Authorities arrested a man Tuesday who is among eight Southlanders charged as part of a nationwide crackdown on creators of devices that allow users to watch satellite TV without paying, prosecutors said.
Assistant U.S. Attorney James Spertus said the sting, the first phase in an investigation dubbed Operation Decrypt, stems from what he estimates is the largest undercover investigation of satellite theft devices to take place in the United States.
Debra Yang, U.S. attorney for the district that includes Los Angeles, said the investigation netted 17 prominent individuals in the hacking community, a group suspected of causing millions of dollars in losses to companies such as Dish Network and El Segundo-based DirecTV.

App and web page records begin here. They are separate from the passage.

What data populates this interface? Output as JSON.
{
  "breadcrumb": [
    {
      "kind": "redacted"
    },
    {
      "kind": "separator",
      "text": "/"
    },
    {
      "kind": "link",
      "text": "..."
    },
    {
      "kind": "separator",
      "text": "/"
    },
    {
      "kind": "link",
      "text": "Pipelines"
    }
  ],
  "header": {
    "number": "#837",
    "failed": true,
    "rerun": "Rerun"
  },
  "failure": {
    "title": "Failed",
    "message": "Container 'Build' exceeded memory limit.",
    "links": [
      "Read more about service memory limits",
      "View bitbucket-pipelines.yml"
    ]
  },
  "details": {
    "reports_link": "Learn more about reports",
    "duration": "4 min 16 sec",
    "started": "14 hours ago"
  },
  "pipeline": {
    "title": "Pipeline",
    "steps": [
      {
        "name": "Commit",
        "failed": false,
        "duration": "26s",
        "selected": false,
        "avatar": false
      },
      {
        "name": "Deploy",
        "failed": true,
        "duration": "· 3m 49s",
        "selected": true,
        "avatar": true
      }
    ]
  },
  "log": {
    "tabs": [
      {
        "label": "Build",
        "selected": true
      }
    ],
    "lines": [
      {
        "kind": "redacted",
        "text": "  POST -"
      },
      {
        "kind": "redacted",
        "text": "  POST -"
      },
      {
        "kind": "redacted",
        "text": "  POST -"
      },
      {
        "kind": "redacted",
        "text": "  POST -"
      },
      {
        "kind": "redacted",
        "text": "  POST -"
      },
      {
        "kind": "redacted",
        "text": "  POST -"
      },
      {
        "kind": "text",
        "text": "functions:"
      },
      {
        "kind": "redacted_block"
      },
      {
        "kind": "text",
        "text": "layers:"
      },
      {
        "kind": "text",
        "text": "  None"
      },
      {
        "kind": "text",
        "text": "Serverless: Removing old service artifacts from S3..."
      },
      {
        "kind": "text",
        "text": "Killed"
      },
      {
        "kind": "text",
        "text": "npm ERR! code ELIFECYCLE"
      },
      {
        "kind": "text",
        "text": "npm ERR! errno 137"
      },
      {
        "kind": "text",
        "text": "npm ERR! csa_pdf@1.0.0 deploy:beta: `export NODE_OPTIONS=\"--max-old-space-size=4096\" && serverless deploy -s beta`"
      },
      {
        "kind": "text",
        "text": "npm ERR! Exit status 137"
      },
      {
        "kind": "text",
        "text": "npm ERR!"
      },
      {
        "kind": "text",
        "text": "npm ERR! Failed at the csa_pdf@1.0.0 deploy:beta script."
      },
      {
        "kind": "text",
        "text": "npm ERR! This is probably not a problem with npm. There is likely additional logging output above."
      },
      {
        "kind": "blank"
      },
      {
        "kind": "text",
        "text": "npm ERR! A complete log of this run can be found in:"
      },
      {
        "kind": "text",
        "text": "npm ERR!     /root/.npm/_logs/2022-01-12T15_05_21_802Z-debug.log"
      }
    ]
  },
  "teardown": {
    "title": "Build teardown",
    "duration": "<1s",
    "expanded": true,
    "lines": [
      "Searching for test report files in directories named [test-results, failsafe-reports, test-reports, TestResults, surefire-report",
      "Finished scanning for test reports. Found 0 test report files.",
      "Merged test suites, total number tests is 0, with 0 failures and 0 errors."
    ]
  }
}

To those who crack "smart card" and other access technology, the charges should send a message that "we've infiltrated your community, and we are committed" to fighting signal theft, Yang said.
Randyl Walter, a 43-year-old West Los Angeles resident arrested in the crackdown, pleaded guilty in December to manufacturing satellite signal decryption devices and admitted causing nearly $14.9 million in losses to satellite companies, according to prosecutors.
Thomas Emerick, 33, of Ontario, pleaded guilty in December to distributing decryption devices and reprogramming smart cards and admitted causing $70,000 in losses to satellite companies, Yang said.
Still faing charges are:
Edward Vanderziel, 35, of Ontario, who was indicted Jan. 23 on charges of conspiracy, manufacturing signal theft devices and violating the Digital Millennium Copyright Act
- Stephen Thornton, 36, of Redondo Beach, who has, according to authorities agreed to plead guilty to developing satellite signal theft devices by writing software to circumvent smart card technology. He is charged in a criminal information filed Tuesday, according to the FBI
- Robert Walton, 37, of Temple City. Walton, also known as "GizmoBob," was arrested Tuesday morning on charges of conspiracy and manufacturing satellite signal devices. He was indicted Jan. 23, according to the FBI
- Linh Ly, 38, of Rosemead, who, prosecutors say, has agreed to plead guilty to violating the Digital Millennium Copyright Act and distributing decryption software that caused a loss of $561,507
- Richard Seamans, 52, of Chino Hills, who was indicted Jan. 30 on charges of violating the DMCA and distributing decryption devices
- Joseph Bolosky, 30, of Panorama City, who has agreed to plead guilty to charges of manufacturing decryption devices and has stipulated a loss amount of $245,472, according to the U.S. Attorney's Office.
Nine others, including residents of Kentucky, Ohio, Texas, Florida, Indiana and North Carolina, have also been charged, authorities said.
If convicted, each defendant faces up to five years in prison per count, along with a fine of up to $250,000 or $500,000 per count.
Ronald Iden, the FBI's assistant director in Los Angeles, said the case is an example of how law enforcement has "retooled" to deal with cybercrime.
He said hacking and theft of intellectual property threatens businesses and the economy.